[Records contained in a dataset]

━━━━━━━━━━━━━━━━

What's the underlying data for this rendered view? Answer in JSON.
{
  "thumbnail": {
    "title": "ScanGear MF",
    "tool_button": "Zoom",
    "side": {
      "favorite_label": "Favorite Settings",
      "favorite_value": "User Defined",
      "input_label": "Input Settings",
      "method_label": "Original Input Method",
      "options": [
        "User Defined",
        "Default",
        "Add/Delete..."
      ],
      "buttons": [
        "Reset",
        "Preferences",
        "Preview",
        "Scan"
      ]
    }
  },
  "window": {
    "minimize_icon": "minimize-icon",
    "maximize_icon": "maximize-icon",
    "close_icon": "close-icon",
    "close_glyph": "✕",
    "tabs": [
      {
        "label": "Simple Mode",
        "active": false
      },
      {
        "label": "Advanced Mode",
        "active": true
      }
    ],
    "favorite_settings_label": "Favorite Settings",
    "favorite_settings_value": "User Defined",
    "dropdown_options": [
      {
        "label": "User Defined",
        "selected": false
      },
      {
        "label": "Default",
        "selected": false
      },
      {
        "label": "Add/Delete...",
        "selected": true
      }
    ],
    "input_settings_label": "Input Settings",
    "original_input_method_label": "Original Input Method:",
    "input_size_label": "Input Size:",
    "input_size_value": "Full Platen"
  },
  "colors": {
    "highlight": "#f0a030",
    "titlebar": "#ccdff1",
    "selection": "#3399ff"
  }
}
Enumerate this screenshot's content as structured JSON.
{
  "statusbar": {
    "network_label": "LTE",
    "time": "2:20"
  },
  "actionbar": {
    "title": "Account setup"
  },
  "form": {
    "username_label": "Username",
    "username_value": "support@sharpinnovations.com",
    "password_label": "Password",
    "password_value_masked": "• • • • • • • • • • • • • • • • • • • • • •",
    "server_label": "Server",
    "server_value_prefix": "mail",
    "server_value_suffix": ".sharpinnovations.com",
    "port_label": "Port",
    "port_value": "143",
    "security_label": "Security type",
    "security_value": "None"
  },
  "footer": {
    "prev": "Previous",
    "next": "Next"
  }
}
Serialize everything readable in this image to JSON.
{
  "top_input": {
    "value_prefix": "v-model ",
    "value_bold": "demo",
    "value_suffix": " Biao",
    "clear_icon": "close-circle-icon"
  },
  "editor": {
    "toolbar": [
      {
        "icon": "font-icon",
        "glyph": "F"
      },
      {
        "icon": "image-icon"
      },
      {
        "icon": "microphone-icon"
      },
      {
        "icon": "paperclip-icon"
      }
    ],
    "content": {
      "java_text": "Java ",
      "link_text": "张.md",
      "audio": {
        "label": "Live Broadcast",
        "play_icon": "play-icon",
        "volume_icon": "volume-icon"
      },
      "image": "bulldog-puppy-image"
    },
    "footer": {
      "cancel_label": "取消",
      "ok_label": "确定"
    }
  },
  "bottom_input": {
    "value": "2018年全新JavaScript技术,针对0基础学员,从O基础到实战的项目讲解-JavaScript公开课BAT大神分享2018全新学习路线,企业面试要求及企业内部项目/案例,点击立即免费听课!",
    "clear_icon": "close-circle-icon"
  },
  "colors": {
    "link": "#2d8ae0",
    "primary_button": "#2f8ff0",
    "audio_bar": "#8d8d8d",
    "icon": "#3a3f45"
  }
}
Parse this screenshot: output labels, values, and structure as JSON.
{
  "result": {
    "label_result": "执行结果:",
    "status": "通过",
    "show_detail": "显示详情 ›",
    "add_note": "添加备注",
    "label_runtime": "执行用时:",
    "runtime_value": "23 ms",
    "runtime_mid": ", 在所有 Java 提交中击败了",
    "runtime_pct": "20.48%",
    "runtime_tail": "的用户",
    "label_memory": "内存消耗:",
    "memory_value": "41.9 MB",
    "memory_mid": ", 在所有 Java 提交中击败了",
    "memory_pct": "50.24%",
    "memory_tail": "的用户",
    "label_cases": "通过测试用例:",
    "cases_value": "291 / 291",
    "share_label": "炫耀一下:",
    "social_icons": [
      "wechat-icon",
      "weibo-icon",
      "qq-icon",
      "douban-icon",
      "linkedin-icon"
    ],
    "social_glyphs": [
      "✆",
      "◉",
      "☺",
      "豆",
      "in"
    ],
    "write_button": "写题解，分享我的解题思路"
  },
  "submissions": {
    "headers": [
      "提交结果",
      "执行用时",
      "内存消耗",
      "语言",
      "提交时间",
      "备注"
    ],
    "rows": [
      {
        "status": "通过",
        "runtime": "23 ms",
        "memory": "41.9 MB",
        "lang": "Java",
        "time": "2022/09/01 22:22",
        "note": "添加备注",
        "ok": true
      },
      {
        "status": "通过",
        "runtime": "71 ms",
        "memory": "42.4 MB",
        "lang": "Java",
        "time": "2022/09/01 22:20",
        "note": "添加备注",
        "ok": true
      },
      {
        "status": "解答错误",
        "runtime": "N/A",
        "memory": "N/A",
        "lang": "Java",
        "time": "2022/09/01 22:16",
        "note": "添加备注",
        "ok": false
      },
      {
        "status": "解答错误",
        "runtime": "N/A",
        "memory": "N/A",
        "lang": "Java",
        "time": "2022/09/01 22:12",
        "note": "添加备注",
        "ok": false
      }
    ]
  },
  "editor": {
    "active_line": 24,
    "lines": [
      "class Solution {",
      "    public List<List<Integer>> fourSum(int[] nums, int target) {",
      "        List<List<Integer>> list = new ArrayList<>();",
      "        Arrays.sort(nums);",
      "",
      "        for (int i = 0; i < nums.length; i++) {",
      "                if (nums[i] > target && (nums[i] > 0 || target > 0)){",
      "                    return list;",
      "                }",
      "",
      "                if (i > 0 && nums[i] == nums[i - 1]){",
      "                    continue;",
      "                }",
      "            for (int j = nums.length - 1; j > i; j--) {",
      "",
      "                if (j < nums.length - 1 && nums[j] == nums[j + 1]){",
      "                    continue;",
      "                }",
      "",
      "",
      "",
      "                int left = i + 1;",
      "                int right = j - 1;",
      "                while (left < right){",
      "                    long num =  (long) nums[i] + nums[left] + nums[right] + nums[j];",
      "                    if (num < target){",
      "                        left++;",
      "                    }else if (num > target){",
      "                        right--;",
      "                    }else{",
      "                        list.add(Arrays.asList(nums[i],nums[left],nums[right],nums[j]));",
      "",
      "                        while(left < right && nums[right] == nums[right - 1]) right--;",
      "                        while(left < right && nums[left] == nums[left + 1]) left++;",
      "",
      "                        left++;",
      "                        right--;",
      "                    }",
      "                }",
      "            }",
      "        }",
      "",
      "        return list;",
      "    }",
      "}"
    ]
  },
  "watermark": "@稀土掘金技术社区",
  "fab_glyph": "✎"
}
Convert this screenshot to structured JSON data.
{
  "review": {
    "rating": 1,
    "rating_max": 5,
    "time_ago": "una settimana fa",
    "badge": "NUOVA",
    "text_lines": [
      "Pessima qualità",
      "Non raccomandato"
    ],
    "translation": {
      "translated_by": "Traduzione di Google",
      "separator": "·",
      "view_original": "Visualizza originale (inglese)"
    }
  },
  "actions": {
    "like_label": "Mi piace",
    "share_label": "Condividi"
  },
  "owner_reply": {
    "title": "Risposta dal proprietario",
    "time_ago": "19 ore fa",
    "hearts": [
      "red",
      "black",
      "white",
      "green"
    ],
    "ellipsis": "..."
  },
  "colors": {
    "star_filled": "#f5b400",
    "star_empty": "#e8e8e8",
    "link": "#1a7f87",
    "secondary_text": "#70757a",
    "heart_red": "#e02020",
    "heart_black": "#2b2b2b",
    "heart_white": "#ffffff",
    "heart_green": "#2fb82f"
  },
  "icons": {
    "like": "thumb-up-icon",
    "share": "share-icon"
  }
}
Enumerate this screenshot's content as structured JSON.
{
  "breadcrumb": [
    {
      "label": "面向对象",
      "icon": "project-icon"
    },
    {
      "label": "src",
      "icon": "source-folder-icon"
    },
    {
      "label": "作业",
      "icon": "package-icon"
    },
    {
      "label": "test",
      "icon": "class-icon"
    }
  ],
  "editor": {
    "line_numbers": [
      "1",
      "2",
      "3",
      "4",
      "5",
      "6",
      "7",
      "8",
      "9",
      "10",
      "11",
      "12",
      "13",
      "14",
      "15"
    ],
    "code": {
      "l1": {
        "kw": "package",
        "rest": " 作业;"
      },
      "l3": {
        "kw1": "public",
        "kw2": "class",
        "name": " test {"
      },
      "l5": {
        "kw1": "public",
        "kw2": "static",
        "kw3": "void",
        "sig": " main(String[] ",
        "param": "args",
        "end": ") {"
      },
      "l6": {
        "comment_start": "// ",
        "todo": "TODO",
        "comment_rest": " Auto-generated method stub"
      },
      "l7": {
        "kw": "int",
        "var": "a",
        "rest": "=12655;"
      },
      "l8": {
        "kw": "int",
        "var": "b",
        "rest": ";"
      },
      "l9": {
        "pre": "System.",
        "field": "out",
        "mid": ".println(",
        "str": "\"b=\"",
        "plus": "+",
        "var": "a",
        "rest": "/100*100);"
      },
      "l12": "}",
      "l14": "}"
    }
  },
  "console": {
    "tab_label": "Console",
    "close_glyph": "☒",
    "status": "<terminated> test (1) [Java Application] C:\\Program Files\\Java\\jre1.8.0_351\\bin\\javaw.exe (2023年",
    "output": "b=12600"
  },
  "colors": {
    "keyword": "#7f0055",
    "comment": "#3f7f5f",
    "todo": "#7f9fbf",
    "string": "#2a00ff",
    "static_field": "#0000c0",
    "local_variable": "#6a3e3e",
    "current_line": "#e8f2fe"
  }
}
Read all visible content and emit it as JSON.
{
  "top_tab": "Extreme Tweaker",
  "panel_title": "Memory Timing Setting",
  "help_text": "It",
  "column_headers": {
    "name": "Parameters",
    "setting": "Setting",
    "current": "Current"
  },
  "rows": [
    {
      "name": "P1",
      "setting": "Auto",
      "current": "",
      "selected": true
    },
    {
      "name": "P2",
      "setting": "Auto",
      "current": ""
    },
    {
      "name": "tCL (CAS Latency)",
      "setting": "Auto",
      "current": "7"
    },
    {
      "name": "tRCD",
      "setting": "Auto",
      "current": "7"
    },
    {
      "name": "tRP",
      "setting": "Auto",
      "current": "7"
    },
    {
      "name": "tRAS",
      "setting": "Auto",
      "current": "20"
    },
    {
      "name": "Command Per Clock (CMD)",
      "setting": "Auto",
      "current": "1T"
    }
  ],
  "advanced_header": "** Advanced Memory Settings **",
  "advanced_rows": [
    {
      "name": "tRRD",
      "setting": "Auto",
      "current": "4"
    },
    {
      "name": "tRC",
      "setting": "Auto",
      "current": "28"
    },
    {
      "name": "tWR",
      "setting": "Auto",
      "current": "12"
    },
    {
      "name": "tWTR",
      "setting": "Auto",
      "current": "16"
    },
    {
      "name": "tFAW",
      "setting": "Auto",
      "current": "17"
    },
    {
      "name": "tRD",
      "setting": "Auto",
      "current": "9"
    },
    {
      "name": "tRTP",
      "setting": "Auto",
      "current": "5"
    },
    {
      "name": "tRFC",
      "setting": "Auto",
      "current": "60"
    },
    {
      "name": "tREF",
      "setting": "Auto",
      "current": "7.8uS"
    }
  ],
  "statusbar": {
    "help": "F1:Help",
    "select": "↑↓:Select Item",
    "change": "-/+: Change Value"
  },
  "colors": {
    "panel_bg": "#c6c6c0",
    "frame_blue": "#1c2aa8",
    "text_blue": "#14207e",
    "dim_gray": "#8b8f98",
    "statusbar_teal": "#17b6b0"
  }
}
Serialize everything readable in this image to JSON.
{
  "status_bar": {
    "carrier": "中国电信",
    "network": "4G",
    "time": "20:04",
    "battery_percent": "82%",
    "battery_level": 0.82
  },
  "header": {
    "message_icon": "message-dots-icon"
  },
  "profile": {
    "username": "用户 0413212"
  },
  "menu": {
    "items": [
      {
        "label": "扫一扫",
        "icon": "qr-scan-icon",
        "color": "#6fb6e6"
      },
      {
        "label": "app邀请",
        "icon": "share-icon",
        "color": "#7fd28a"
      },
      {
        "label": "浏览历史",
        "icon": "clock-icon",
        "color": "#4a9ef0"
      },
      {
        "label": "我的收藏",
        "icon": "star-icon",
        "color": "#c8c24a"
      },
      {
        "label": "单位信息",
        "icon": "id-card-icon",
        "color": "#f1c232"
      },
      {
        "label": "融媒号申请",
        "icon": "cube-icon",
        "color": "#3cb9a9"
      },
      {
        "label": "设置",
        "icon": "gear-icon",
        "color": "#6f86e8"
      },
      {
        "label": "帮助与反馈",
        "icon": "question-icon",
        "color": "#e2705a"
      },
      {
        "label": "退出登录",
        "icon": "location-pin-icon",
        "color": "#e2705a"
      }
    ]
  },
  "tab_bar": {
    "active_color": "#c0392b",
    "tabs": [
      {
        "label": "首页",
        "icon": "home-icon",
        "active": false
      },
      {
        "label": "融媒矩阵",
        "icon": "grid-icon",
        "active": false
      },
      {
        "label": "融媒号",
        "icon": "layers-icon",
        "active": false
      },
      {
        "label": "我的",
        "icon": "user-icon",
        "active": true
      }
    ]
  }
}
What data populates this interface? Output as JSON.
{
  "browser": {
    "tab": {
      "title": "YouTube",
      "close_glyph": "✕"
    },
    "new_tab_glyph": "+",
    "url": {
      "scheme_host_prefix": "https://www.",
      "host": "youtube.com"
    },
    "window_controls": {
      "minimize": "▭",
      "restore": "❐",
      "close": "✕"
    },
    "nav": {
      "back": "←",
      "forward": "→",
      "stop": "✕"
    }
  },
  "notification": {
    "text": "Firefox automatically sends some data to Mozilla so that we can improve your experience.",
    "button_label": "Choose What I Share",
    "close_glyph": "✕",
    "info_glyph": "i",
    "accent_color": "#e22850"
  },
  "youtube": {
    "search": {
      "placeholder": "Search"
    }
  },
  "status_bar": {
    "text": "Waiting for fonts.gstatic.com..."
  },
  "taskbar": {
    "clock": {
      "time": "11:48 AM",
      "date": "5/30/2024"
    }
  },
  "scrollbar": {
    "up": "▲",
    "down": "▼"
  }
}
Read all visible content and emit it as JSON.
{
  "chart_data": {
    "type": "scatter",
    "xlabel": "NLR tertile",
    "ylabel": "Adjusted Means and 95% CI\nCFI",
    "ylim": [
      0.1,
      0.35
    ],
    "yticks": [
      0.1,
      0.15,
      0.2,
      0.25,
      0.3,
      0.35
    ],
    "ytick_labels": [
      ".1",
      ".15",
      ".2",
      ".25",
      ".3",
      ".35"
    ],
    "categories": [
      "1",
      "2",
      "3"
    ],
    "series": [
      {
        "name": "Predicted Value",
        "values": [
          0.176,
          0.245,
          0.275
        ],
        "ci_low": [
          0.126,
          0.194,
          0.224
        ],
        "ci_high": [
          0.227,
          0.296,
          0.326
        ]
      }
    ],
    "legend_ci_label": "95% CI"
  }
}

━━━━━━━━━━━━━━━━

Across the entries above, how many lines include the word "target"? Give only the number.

**Answer to this task:** 4